Traditional veterinary practice (conventional) is much like what Western medicine is for humans. The focus is aimed at determining what the problem is and then trying to solve it.
While a traditional veterinarian is a professional with your pet’s best interest at heart, he or she is sometimes at a loss as to how to best solve a chronic or undetermined condition. Western medicine is based primarily in pharmacological medicine. Many times a conventional veterinarian will look to prescribe medication that may silence symptoms but not resolve the underlying problem.
Conventional veterinary medicine has become increasingly advanced and a wide array of techniques and options are now available to the average pet owner. Ultrasound, x-ray, MRI, chemotherapy, blood transfusion, and physical therapy are commonly used and, as many of us know, tend to run up the bill.
Holistic veterinarians practice Eastern thought in that the body is treated as an individual and as a whole. While two different patients may present similar symptoms, their respective treatments may be as quite dissimilar. In addition, holistic vet practice is centered on keeping the pet healthy overall to prevent issues from starting. When a chronic issue surfaces, holistic veterinarians are likely to look for herbal supplements, whole food diets, complementary and alternative therapies like acupuncture.
Diseases are seen as a natural course of life and not necessarily something to ‘solve.’ Moreover, health and disease are viewed as a natural rhythm of life and fully inter-related
In the book titled The Veterinarians’ Guide to Natural Remedies for Cats, Dr. Mark Haverkos tells author Martin Zucker a story from when he was a medical student that helped shaped his future in holistic veterinary practice.
He had a conversation with Frank Fool’s Crow who was a respected Sioux medicine man. Unfortunately, due to language barriers, they had trouble fully communicating. He says, “I wanted to know how he treated urinary infections with herbs. The translator didn’t do a good job in explaining what the urinary tract was. In the back and forth between us, I referred to ‘making water.’ The meaning now became clearer to the medicine man, but he had been around for too long to make a generality.”
Dr. Haverkos was surprised to hear the older man reply, “Whose water? Yours? Mine? A cat’s? Which cat?” In other words, in order to treat a problem, we have to know the individual. “With that one comment the significance of individual treatment dawned on me, and I think I became a much less arrogant medical student.”

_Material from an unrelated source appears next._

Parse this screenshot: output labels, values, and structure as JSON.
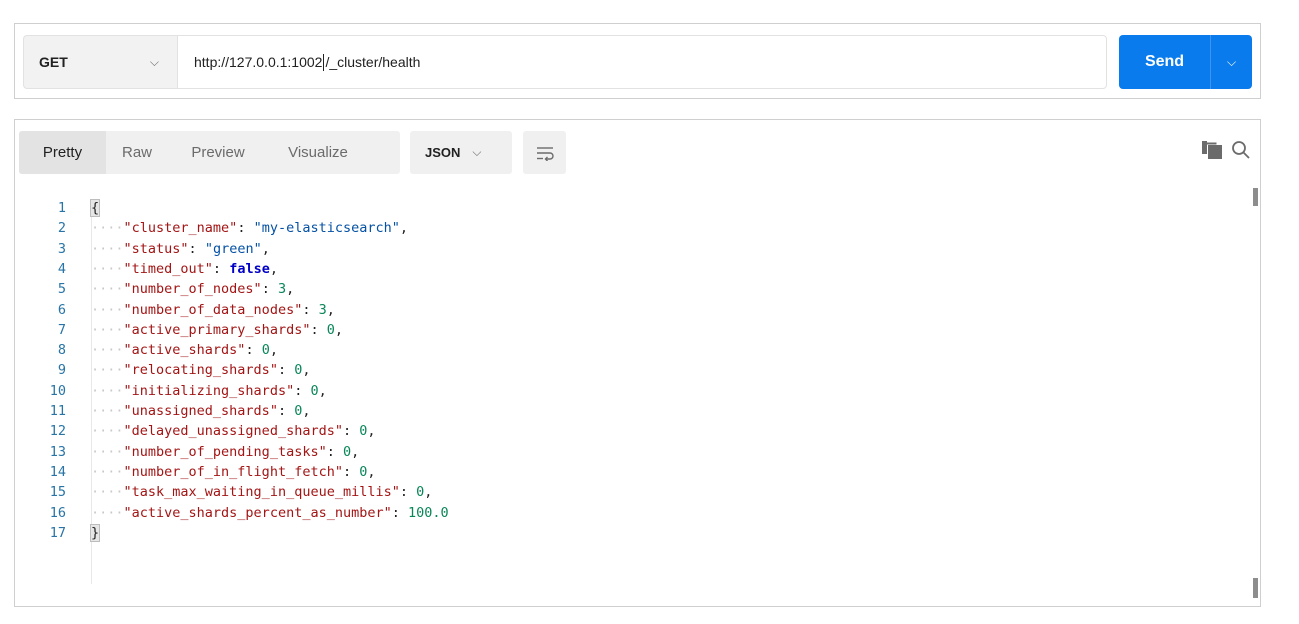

Dr. Marty Goldstein, practicing holistic veterinarian and author, says that holistic medicine is about finding the root cause of a problem and treating from there, not simply treating the symptom. “As an example, if we see an animal who developed symptoms of chronic colitis after receiving unnecessary vaccines, we don’t give antibiotics and steroids to mask the symptom of bloody diarrhea. Instead, we’ll use acupuncture, homeopathy, herbal remedies, vitamin/mineral supplementation and other non-toxic, alternative options to restore metabolic balance and true health,” he says on his website, DrMarty.com.
An integrative approach is one that combines conventional veterinary practice and holistic veterinary practice. The veterinarian has studied traditional medicine, but he or she recognizes that holistic medicine is a valuable addition and in some cases may be the best course of action for a patient. This type of veterinarian realizes that conventional and holistic medicine can complement one another.
An integrative approach is the most open-minded approach. This type of veterinarian can look to all available options as viable for the patient and does not approach the situation from just one perspective.